Within the scope of pre-holiday contemplation, I happened upon a noteworthy quote by the almighty Ludwig van Beethoven on the theme ‘what is love.’ Here is the genius’s somewhat prosaic opinion. ‘Love means to decide unconditionally for a certain type of imperfection.’ Somewhat immodestly I’ve taken the liberty to confront this quote with my own experiences. In rhyme, even, here:
Often and long I’ve groped my way in life’s history, from defeat to victory, and from victory to defeat. Until I got married. After all it’s over a half century that I’m with the same girl. And we’ve got, if you please, two daughters and five grandchildren as well, I the eternal wanderer, am not certain, in which of both extremes, whether in victory or defeat, have I actually till life’s end moored.

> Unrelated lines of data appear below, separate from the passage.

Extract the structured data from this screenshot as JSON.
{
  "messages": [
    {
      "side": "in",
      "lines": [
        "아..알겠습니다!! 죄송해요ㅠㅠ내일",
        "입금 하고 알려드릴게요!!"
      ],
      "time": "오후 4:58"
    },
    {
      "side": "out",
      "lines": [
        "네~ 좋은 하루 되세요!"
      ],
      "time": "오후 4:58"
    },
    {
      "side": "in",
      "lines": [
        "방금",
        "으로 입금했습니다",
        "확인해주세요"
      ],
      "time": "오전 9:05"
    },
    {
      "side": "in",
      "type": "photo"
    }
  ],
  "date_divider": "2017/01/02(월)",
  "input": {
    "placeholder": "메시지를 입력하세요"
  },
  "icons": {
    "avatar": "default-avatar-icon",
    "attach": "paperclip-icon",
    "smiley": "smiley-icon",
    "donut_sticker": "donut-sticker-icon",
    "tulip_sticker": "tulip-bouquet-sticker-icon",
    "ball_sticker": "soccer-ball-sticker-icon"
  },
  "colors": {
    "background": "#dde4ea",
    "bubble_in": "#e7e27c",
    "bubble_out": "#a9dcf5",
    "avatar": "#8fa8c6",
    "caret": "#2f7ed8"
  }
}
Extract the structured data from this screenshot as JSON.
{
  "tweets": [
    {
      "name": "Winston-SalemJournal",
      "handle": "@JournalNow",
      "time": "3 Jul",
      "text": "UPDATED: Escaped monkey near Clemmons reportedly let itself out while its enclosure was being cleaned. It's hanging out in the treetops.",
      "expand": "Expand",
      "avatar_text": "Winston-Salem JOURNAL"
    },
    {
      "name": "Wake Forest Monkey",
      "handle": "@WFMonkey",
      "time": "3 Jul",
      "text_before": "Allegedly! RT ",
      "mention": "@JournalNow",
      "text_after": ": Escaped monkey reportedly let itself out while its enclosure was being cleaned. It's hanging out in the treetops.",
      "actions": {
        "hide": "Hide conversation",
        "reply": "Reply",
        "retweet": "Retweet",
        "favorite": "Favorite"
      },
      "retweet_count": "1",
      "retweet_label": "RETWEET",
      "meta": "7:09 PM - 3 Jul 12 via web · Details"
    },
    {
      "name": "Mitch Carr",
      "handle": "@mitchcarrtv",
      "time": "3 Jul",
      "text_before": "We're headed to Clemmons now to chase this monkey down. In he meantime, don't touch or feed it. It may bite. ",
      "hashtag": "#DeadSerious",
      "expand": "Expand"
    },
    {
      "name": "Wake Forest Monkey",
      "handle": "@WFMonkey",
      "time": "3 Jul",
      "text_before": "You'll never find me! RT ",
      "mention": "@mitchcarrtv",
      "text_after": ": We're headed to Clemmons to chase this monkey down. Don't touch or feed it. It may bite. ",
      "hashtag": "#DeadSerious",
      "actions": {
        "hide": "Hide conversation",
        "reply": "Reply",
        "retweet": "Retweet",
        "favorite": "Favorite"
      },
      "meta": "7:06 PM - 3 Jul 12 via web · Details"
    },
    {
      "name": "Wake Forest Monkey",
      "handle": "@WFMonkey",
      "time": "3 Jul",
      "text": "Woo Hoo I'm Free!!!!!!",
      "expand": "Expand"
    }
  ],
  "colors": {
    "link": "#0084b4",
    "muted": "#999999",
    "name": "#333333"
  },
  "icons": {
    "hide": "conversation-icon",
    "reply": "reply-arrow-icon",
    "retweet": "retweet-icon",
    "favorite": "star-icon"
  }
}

Once upon a time I had tried to write poems for my wife, but back then she slandered me horribly, that she didn’t like them, that they were horrible. And so the whole sixty years that my wife and I have been together I’ve never written any poem for fear of her. This is actually the first after sixty years. But I’ve got to say, that everyone liked it very much. When I think about my life, full of dramatic reversals of fortune, full of escapes and tragedies, in the end I have to admit that I’ve managed a lot of good things after all. My wife and I have managed to raise two decent daughters. The older, Maja is a translator and the younger, Eva, is a chemical engineer, teacher of IT and Judaism lecturer. We have five grandchildren. I think that my sense of humor has been inherited by at least one granddaughter – a beautiful young blonde. She wears a t-shirt with a slogan written across her breasts: ‘I’m a natural blonde. Speak slowly, please.’ I think that she’s inherited my life’s philosophy from me – the most important thing is to not take life, nor oneself, too seriously!